However, when you purchase some BTC with fiat money, you still need to link your bank account to the exchange in order to make the fiat currency transfer. So technically, you still compromise your identity. Another way better method is to buy Bitcoin with cash using a Bitcoin ATM. If there is no BTC ATM in your area, you can try and purchase Bitcoin using other cryptocurrencies such as the privacy-focused coin Monero (XMR) on a decentralized crypto exchange platform such as Uniswap, which doesn’t require personal info and isn’t linked with bank accounts. 

Keep Your IP Address Private

The easiest way to compromise your identity is to leave your IP address traceable. You can really increase your privacy and anonymity when dealing with Bitcoin if you protect your IP address by using the TOR browser. TOR is a very handy browser that retains user privacy while browsing the web by hiding your IP address. You can even use a VPN (virtual private network) service to additionally increase your privacy and protect your IP address.

Tumble Your Bitcoin

A great method for retaining anonymity when dealing with BTC is to use a coin tumbler service such as CoinJoin Bitcoin Mixer to tumble your coins and mix the sources from which your bitcoins originate. This way, you will receive new bitcoins that aren’t tied to your address. It’s a great way to remain anonymous, however, you can’t be sure if the providers of these services are keeping any records. This is why it is important to find a reliable mixing service.

A Few Ending Words…

All in all, Bitcoin isn’t anonymous but it can have a high degree of pseudonymity for users that try some of the options we have listed.
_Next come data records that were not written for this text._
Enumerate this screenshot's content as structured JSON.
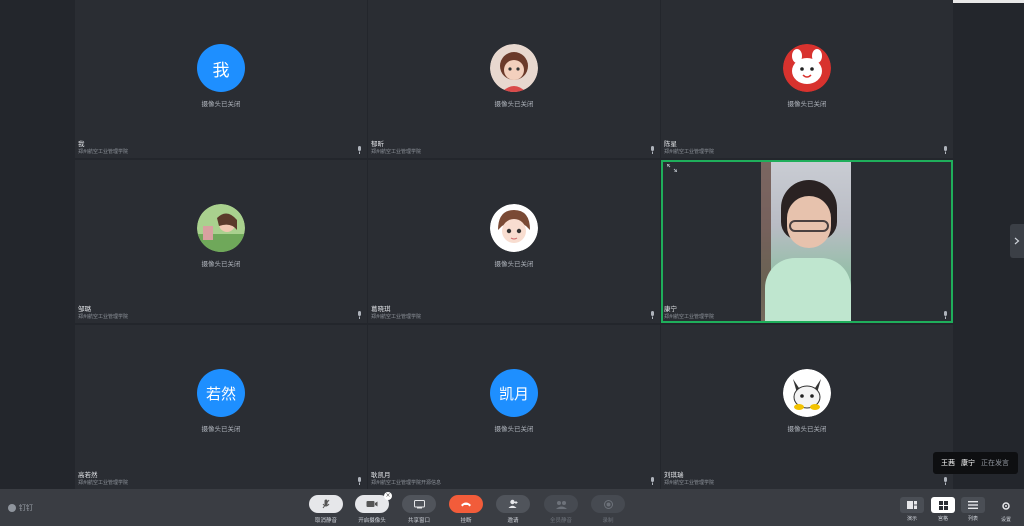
{
  "window": {
    "colors": {
      "accent_blue": "#1e8fff",
      "active_green": "#1fae5b",
      "hangup_red": "#f25c3a"
    }
  },
  "participants": [
    {
      "name": "我",
      "org": "郑州航空工业管理学院",
      "avatar_text": "我",
      "avatar_kind": "text",
      "status": "摄像头已关闭"
    },
    {
      "name": "郁昕",
      "org": "郑州航空工业管理学院",
      "avatar_kind": "image",
      "avatar_icon": "girl-cartoon-avatar-icon",
      "status": "摄像头已关闭"
    },
    {
      "name": "陈星",
      "org": "郑州航空工业管理学院",
      "avatar_kind": "image",
      "avatar_icon": "white-cartoon-avatar-icon",
      "status": "摄像头已关闭"
    },
    {
      "name": "邹璐",
      "org": "郑州航空工业管理学院",
      "avatar_kind": "image",
      "avatar_icon": "green-scene-avatar-icon",
      "status": "摄像头已关闭"
    },
    {
      "name": "葛晓琪",
      "org": "郑州航空工业管理学院",
      "avatar_kind": "image",
      "avatar_icon": "chibi-girl-avatar-icon",
      "status": "摄像头已关闭"
    },
    {
      "name": "康宁",
      "org": "郑州航空工业管理学院",
      "avatar_kind": "video",
      "status": ""
    },
    {
      "name": "高若然",
      "org": "郑州航空工业管理学院",
      "avatar_text": "若然",
      "avatar_kind": "text",
      "status": "摄像头已关闭"
    },
    {
      "name": "耿凯月",
      "org": "郑州航空工业管理学院开源信息",
      "avatar_text": "凯月",
      "avatar_kind": "text",
      "status": "摄像头已关闭"
    },
    {
      "name": "刘琪瑞",
      "org": "郑州航空工业管理学院",
      "avatar_kind": "image",
      "avatar_icon": "fox-cartoon-avatar-icon",
      "status": "摄像头已关闭"
    }
  ],
  "speaking": {
    "name1": "王茜",
    "name2": "康宁",
    "status": "正在发言"
  },
  "toolbar": {
    "brand": "钉钉",
    "buttons": [
      {
        "label": "取消静音",
        "icon": "mic-icon"
      },
      {
        "label": "开启摄像头",
        "icon": "camera-icon"
      },
      {
        "label": "共享窗口",
        "icon": "screen-share-icon"
      },
      {
        "label": "挂断",
        "icon": "hangup-icon"
      },
      {
        "label": "邀请",
        "icon": "invite-icon"
      },
      {
        "label": "全员静音",
        "icon": "mute-all-icon"
      },
      {
        "label": "录制",
        "icon": "record-icon"
      }
    ],
    "views": [
      {
        "label": "演示",
        "icon": "presentation-view-icon"
      },
      {
        "label": "宫格",
        "icon": "grid-view-icon"
      },
      {
        "label": "列表",
        "icon": "list-view-icon"
      }
    ],
    "settings_label": "设置"
  }
}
These tips can help you protect your identity and securely deal with bitcoins.